This was written as advice to doctors. It included a review of studies “both in support and against the possibility of such a relationship.”
NOTE: The studies cited — in 2006 — were almost exclusively done in the 1970s and 1980s. Even more astonishing is the space given to the Kavale and Forness meta-analysis dated in 1983. They don’t mention the date or the fact that this “analysis” is 40 years old!!!! Oh … wait … at the time this paper was written, it was only 23 years old. Does that make it okay? Didn’t we learn in school that studies more than five years old are not appropriate as proof of anything when WE were writing a paper?

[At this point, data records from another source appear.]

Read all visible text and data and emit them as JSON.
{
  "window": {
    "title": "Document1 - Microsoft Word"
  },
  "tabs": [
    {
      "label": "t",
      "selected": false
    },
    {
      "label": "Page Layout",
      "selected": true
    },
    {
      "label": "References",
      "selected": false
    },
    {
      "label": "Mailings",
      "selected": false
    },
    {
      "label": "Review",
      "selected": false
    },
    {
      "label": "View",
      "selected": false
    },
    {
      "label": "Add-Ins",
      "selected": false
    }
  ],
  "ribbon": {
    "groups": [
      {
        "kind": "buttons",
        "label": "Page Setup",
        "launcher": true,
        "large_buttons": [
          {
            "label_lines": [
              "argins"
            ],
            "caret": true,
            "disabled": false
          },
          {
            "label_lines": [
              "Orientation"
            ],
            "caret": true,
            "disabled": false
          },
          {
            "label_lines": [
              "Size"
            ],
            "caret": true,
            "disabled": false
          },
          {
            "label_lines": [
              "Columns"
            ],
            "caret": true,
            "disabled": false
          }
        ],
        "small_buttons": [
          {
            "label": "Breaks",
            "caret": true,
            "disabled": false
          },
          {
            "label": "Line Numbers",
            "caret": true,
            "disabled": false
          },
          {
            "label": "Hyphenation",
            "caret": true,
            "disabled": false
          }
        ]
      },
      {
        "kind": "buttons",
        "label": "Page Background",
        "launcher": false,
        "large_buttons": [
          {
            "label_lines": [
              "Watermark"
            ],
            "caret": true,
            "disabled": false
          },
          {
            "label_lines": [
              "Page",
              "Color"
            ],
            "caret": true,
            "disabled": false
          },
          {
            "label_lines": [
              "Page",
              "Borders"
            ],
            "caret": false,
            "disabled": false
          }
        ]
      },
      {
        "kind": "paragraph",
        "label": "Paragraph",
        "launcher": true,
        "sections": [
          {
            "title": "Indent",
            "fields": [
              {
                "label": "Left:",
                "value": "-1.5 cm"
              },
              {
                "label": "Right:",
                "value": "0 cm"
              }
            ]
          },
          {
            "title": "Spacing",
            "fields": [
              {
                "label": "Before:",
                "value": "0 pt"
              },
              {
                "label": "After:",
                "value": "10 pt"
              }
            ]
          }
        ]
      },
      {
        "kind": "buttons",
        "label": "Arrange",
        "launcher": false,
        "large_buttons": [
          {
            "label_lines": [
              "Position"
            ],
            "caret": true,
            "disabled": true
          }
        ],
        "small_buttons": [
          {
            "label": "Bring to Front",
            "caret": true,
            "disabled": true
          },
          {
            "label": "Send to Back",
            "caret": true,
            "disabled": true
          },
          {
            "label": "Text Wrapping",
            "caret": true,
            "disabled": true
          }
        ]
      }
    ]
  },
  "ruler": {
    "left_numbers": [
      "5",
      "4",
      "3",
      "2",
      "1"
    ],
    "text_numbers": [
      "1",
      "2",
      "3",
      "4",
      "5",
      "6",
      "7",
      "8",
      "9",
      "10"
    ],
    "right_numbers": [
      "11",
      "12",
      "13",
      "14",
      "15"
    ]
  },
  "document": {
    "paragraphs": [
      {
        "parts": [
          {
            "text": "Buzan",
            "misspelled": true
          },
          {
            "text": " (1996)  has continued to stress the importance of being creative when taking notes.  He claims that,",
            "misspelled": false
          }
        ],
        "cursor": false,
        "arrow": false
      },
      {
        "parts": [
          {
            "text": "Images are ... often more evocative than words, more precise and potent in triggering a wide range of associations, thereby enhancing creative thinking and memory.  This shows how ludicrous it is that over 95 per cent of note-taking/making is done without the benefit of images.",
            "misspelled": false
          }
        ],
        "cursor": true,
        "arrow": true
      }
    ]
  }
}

The doctor is not counseled to recommend any dietary changes, but to accommodate a parent who insists on trying it. Then, of course, if the child does improve, the doctor should follow the David (1987) protocol to do a “double blind test” attempting to prove the parent wrong.
An interesting case report of their own is described in which a child was reported to become aggressive after eating chocolate. So they gave her an allergy test to cocoa, and then even a double-blind challenge … to cocoa. There was no abnormal behavior and thus the doctor was able to prove to the parent that they were wrong. No, wait — they forgot something. The parents never said the child became aggressive after cocoa …. but after CHOCOLATE. Did nobody notice that “chocolate” contains other ingredients besides cocoa? How about artificial vanillin? Nobody tested for THAT.